The Channel Nine commentator Ray Warren, who worked with Mossop briefly in the 1990s, said: ''He did it his way. He was the Frank Sinatra really. 'It was my way or the highway.' ''
The NRL chief executive, David Gallop, described him as a giant character in the game.
''Rex's sense of showmanship is something that will always be remembered and his contribution to bringing rugby league to television audiences can never be understated. Rugby league remains the ultimate television sport and the character of broadcasters like Rex as they opened the game to new audiences was a big part of that success.''

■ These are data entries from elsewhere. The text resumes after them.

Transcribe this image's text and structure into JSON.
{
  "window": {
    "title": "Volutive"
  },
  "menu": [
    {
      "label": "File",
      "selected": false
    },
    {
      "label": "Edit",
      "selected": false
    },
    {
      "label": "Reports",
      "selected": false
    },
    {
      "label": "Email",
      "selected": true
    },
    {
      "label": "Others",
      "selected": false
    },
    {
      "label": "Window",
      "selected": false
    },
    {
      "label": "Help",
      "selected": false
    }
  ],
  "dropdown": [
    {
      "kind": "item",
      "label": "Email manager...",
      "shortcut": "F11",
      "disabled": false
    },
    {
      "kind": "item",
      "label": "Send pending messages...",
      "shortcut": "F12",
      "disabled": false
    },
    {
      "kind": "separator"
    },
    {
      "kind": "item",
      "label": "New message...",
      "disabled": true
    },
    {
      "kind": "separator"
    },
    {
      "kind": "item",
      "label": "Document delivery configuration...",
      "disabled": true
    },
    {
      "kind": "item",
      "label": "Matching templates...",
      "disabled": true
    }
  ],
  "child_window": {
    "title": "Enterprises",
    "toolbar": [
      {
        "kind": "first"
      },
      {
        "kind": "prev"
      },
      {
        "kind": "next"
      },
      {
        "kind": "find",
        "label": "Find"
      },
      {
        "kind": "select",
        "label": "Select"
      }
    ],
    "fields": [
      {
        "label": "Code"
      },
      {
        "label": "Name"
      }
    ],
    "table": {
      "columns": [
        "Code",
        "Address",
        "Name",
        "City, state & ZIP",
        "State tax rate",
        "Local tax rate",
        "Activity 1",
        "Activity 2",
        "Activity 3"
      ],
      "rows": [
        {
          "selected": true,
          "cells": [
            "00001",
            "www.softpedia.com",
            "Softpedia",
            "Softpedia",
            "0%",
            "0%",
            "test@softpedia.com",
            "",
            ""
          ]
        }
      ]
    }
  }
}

Channel Seven used Mossop's star power to attract a female audience. He hosted the panel talk show Beauty and the Beast for two years from 1970.
Mossop was never far from the headlines. In 1976 he made a citizen's arrest of a nudist he said was strolling through his garden at the family's Balgowlah home. The man was on his way back from visiting nearby Reef Beach. Mossop pounced as the man was putting on his trousers in a car.
When a spectator made a smart remark during a game, Mossop grabbed him by the hair, continued commentating and gave him a few backhanders with his free hand.
There were, however, dark moments in Mossop's life.
In 1987 his son Kirk was sentenced to 12 months' jail for stealing a chequebook from his father and forging cheques worth more than $3000 to buy heroin. In 1981 his son Greg was fined $800 for possessing cocaine.
The Manly-Warringah Sea Eagles said Mossop, who attended every home game until he became unwell, would be sadly missed. ''He was an icon of our club, he was out first dual international player and he was larger than life,'' media manager and former player Peter Peters said.
Read more: http://www.smh.com.au/rugby-league/league-news/moose-that-roared-leaves-a-sad-silence-20110618-1g8zo.html#ixzz1PgHXfit7